───── EXTRACTED ENTRIES
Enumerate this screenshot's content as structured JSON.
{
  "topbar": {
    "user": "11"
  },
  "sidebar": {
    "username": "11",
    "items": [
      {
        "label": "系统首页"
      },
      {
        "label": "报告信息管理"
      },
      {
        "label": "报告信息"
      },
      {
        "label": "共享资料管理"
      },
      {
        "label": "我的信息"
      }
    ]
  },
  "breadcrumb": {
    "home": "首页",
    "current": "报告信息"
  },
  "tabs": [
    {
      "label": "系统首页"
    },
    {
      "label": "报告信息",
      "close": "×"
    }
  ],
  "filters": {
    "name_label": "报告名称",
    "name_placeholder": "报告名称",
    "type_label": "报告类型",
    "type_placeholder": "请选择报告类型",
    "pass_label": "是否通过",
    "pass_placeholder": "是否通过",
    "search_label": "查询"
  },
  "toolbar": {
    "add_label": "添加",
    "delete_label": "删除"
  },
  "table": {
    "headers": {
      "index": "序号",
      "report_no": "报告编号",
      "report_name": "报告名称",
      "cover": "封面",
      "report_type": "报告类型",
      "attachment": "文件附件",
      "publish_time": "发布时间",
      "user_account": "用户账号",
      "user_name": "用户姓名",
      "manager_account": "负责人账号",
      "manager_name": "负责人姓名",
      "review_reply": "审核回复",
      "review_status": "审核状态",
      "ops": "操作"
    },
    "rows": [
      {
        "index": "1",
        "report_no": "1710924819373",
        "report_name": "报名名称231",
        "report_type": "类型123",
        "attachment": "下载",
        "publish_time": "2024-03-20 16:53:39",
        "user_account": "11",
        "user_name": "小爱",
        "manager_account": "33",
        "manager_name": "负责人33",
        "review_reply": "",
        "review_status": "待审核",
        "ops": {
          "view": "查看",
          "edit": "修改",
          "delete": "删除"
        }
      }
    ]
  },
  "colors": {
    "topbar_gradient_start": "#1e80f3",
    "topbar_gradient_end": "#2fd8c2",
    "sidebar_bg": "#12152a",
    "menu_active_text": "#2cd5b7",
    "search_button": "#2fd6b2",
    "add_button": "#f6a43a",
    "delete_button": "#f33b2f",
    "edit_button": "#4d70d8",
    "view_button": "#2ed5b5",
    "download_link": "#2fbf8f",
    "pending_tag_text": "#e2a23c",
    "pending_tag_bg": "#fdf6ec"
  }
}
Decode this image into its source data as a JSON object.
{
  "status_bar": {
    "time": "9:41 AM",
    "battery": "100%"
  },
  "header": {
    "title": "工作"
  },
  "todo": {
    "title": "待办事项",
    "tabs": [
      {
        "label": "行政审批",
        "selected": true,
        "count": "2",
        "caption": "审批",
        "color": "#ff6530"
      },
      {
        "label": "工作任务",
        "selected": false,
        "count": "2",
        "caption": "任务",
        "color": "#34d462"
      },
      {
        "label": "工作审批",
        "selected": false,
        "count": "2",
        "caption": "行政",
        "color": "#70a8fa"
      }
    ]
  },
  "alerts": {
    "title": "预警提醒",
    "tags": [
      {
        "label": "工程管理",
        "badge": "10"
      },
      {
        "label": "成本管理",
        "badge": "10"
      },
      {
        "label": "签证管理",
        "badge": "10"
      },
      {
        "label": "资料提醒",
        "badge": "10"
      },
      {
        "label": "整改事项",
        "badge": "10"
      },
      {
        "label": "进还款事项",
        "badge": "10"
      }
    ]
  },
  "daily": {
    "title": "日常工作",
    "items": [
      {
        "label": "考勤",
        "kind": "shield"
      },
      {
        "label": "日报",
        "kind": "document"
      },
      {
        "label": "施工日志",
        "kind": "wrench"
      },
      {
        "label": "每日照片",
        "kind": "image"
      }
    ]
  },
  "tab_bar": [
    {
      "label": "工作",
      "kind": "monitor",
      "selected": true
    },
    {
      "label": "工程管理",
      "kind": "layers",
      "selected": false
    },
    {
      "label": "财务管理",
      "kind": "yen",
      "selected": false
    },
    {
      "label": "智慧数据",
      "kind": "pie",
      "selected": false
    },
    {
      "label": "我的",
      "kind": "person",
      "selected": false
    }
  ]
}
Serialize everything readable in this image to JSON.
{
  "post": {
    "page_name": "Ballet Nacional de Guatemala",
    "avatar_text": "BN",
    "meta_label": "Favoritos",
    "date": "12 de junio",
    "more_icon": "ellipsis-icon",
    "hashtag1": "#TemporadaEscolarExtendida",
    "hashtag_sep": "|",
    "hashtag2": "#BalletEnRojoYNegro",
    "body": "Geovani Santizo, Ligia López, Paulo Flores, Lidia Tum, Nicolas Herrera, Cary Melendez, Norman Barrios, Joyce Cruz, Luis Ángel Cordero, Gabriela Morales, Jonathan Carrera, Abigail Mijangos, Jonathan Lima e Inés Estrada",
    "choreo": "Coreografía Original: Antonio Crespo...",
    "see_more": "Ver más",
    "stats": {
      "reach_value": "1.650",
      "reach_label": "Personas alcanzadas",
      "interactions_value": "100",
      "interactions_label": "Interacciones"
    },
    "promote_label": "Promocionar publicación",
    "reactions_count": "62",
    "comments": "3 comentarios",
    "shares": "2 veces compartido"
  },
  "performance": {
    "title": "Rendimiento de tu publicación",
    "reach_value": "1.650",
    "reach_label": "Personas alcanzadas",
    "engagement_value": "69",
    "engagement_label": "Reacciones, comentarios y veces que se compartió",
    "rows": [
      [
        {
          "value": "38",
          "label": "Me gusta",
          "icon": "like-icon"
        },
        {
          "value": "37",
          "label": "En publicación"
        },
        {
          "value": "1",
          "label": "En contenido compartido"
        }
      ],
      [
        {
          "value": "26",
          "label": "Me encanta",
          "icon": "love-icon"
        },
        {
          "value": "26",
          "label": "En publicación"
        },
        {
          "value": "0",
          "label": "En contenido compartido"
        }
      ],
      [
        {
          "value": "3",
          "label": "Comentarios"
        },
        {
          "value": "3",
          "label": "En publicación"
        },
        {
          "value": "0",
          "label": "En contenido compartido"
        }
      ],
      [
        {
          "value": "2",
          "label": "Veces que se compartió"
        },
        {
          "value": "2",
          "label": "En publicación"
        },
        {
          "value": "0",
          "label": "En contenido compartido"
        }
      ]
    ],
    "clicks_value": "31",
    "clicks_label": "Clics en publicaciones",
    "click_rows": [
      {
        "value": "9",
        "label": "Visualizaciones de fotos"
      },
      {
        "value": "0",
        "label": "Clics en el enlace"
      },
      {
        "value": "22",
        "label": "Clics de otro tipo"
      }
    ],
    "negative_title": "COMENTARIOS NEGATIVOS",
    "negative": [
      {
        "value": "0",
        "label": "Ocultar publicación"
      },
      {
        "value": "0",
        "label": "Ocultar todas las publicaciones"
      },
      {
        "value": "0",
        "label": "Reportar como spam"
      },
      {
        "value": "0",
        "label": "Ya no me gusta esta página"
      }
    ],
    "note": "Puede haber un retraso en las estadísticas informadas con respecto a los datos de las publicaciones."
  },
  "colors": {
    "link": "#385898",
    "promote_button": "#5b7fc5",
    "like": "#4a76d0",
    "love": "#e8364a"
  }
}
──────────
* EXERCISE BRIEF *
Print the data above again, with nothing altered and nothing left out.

* EXERCISE OUTPUT *
Enumerate this screenshot's content as structured JSON.
{
  "topbar": {
    "user": "11"
  },
  "sidebar": {
    "username": "11",
    "items": [
      {
        "label": "系统首页"
      },
      {
        "label": "报告信息管理"
      },
      {
        "label": "报告信息"
      },
      {
        "label": "共享资料管理"
      },
      {
        "label": "我的信息"
      }
    ]
  },
  "breadcrumb": {
    "home": "首页",
    "current": "报告信息"
  },
  "tabs": [
    {
      "label": "系统首页"
    },
    {
      "label": "报告信息",
      "close": "×"
    }
  ],
  "filters": {
    "name_label": "报告名称",
    "name_placeholder": "报告名称",
    "type_label": "报告类型",
    "type_placeholder": "请选择报告类型",
    "pass_label": "是否通过",
    "pass_placeholder": "是否通过",
    "search_label": "查询"
  },
  "toolbar": {
    "add_label": "添加",
    "delete_label": "删除"
  },
  "table": {
    "headers": {
      "index": "序号",
      "report_no": "报告编号",
      "report_name": "报告名称",
      "cover": "封面",
      "report_type": "报告类型",
      "attachment": "文件附件",
      "publish_time": "发布时间",
      "user_account": "用户账号",
      "user_name": "用户姓名",
      "manager_account": "负责人账号",
      "manager_name": "负责人姓名",
      "review_reply": "审核回复",
      "review_status": "审核状态",
      "ops": "操作"
    },
    "rows": [
      {
        "index": "1",
        "report_no": "1710924819373",
        "report_name": "报名名称231",
        "report_type": "类型123",
        "attachment": "下载",
        "publish_time": "2024-03-20 16:53:39",
        "user_account": "11",
        "user_name": "小爱",
        "manager_account": "33",
        "manager_name": "负责人33",
        "review_reply": "",
        "review_status": "待审核",
        "ops": {
          "view": "查看",
          "edit": "修改",
          "delete": "删除"
        }
      }
    ]
  },
  "colors": {
    "topbar_gradient_start": "#1e80f3",
    "topbar_gradient_end": "#2fd8c2",
    "sidebar_bg": "#12152a",
    "menu_active_text": "#2cd5b7",
    "search_button": "#2fd6b2",
    "add_button": "#f6a43a",
    "delete_button": "#f33b2f",
    "edit_button": "#4d70d8",
    "view_button": "#2ed5b5",
    "download_link": "#2fbf8f",
    "pending_tag_text": "#e2a23c",
    "pending_tag_bg": "#fdf6ec"
  }
}
Decode this image into its source data as a JSON object.
{
  "status_bar": {
    "time": "9:41 AM",
    "battery": "100%"
  },
  "header": {
    "title": "工作"
  },
  "todo": {
    "title": "待办事项",
    "tabs": [
      {
        "label": "行政审批",
        "selected": true,
        "count": "2",
        "caption": "审批",
        "color": "#ff6530"
      },
      {
        "label": "工作任务",
        "selected": false,
        "count": "2",
        "caption": "任务",
        "color": "#34d462"
      },
      {
        "label": "工作审批",
        "selected": false,
        "count": "2",
        "caption": "行政",
        "color": "#70a8fa"
      }
    ]
  },
  "alerts": {
    "title": "预警提醒",
    "tags": [
      {
        "label": "工程管理",
        "badge": "10"
      },
      {
        "label": "成本管理",
        "badge": "10"
      },
      {
        "label": "签证管理",
        "badge": "10"
      },
      {
        "label": "资料提醒",
        "badge": "10"
      },
      {
        "label": "整改事项",
        "badge": "10"
      },
      {
        "label": "进还款事项",
        "badge": "10"
      }
    ]
  },
  "daily": {
    "title": "日常工作",
    "items": [
      {
        "label": "考勤",
        "kind": "shield"
      },
      {
        "label": "日报",
        "kind": "document"
      },
      {
        "label": "施工日志",
        "kind": "wrench"
      },
      {
        "label": "每日照片",
        "kind": "image"
      }
    ]
  },
  "tab_bar": [
    {
      "label": "工作",
      "kind": "monitor",
      "selected": true
    },
    {
      "label": "工程管理",
      "kind": "layers",
      "selected": false
    },
    {
      "label": "财务管理",
      "kind": "yen",
      "selected": false
    },
    {
      "label": "智慧数据",
      "kind": "pie",
      "selected": false
    },
    {
      "label": "我的",
      "kind": "person",
      "selected": false
    }
  ]
}
Serialize everything readable in this image to JSON.
{
  "post": {
    "page_name": "Ballet Nacional de Guatemala",
    "avatar_text": "BN",
    "meta_label": "Favoritos",
    "date": "12 de junio",
    "more_icon": "ellipsis-icon",
    "hashtag1": "#TemporadaEscolarExtendida",
    "hashtag_sep": "|",
    "hashtag2": "#BalletEnRojoYNegro",
    "body": "Geovani Santizo, Ligia López, Paulo Flores, Lidia Tum, Nicolas Herrera, Cary Melendez, Norman Barrios, Joyce Cruz, Luis Ángel Cordero, Gabriela Morales, Jonathan Carrera, Abigail Mijangos, Jonathan Lima e Inés Estrada",
    "choreo": "Coreografía Original: Antonio Crespo...",
    "see_more": "Ver más",
    "stats": {
      "reach_value": "1.650",
      "reach_label": "Personas alcanzadas",
      "interactions_value": "100",
      "interactions_label": "Interacciones"
    },
    "promote_label": "Promocionar publicación",
    "reactions_count": "62",
    "comments": "3 comentarios",
    "shares": "2 veces compartido"
  },
  "performance": {
    "title": "Rendimiento de tu publicación",
    "reach_value": "1.650",
    "reach_label": "Personas alcanzadas",
    "engagement_value": "69",
    "engagement_label": "Reacciones, comentarios y veces que se compartió",
    "rows": [
      [
        {
          "value": "38",
          "label": "Me gusta",
          "icon": "like-icon"
        },
        {
          "value": "37",
          "label": "En publicación"
        },
        {
          "value": "1",
          "label": "En contenido compartido"
        }
      ],
      [
        {
          "value": "26",
          "label": "Me encanta",
          "icon": "love-icon"
        },
        {
          "value": "26",
          "label": "En publicación"
        },
        {
          "value": "0",
          "label": "En contenido compartido"
        }
      ],
      [
        {
          "value": "3",
          "label": "Comentarios"
        },
        {
          "value": "3",
          "label": "En publicación"
        },
        {
          "value": "0",
          "label": "En contenido compartido"
        }
      ],
      [
        {
          "value": "2",
          "label": "Veces que se compartió"
        },
        {
          "value": "2",
          "label": "En publicación"
        },
        {
          "value": "0",
          "label": "En contenido compartido"
        }
      ]
    ],
    "clicks_value": "31",
    "clicks_label": "Clics en publicaciones",
    "click_rows": [
      {
        "value": "9",
        "label": "Visualizaciones de fotos"
      },
      {
        "value": "0",
        "label": "Clics en el enlace"
      },
      {
        "value": "22",
        "label": "Clics de otro tipo"
      }
    ],
    "negative_title": "COMENTARIOS NEGATIVOS",
    "negative": [
      {
        "value": "0",
        "label": "Ocultar publicación"
      },
      {
        "value": "0",
        "label": "Ocultar todas las publicaciones"
      },
      {
        "value": "0",
        "label": "Reportar como spam"
      },
      {
        "value": "0",
        "label": "Ya no me gusta esta página"
      }
    ],
    "note": "Puede haber un retraso en las estadísticas informadas con respecto a los datos de las publicaciones."
  },
  "colors": {
    "link": "#385898",
    "promote_button": "#5b7fc5",
    "like": "#4a76d0",
    "love": "#e8364a"
  }
}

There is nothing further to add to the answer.